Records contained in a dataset

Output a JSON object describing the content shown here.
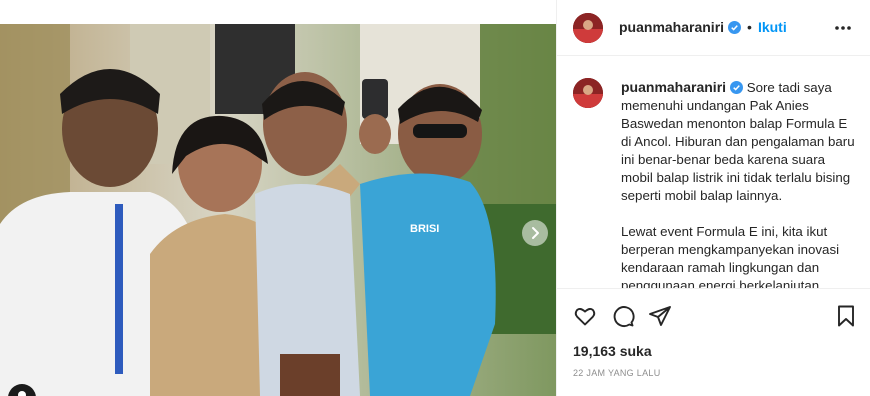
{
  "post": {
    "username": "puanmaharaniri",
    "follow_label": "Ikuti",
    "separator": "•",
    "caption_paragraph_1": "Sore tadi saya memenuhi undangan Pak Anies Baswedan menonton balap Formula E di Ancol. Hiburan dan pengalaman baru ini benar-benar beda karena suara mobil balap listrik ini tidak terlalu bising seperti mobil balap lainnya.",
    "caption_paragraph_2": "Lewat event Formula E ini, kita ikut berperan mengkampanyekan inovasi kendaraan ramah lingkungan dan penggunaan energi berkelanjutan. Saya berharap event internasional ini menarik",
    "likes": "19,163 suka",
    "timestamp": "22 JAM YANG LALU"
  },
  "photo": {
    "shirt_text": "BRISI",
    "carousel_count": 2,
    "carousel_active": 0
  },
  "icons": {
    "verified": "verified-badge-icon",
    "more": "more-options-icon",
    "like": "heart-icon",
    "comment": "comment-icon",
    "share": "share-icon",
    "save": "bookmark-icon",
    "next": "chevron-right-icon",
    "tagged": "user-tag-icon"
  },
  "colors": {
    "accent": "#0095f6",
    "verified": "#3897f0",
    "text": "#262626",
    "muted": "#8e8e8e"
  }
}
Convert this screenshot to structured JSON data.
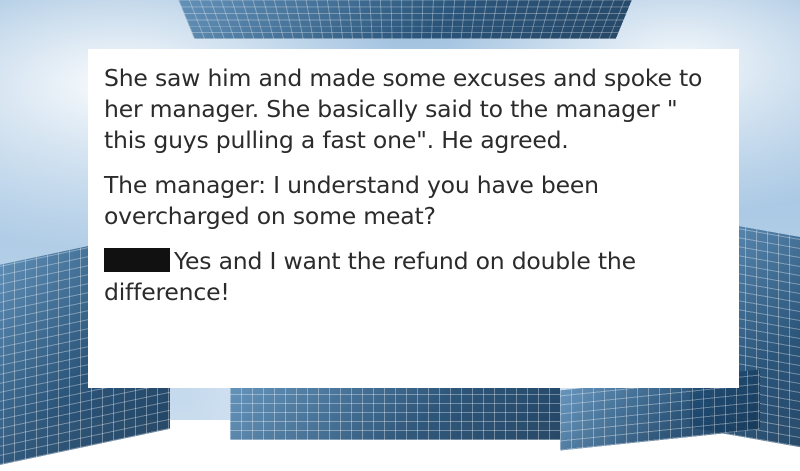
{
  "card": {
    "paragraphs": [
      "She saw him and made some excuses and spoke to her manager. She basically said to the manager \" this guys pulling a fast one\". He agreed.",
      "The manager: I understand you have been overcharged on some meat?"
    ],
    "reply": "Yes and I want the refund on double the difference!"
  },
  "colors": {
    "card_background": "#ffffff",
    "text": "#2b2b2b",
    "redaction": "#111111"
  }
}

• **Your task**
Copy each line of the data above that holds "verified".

• **Exercise result**
    "verified": "verified-badge-icon",
    "verified": "#3897f0",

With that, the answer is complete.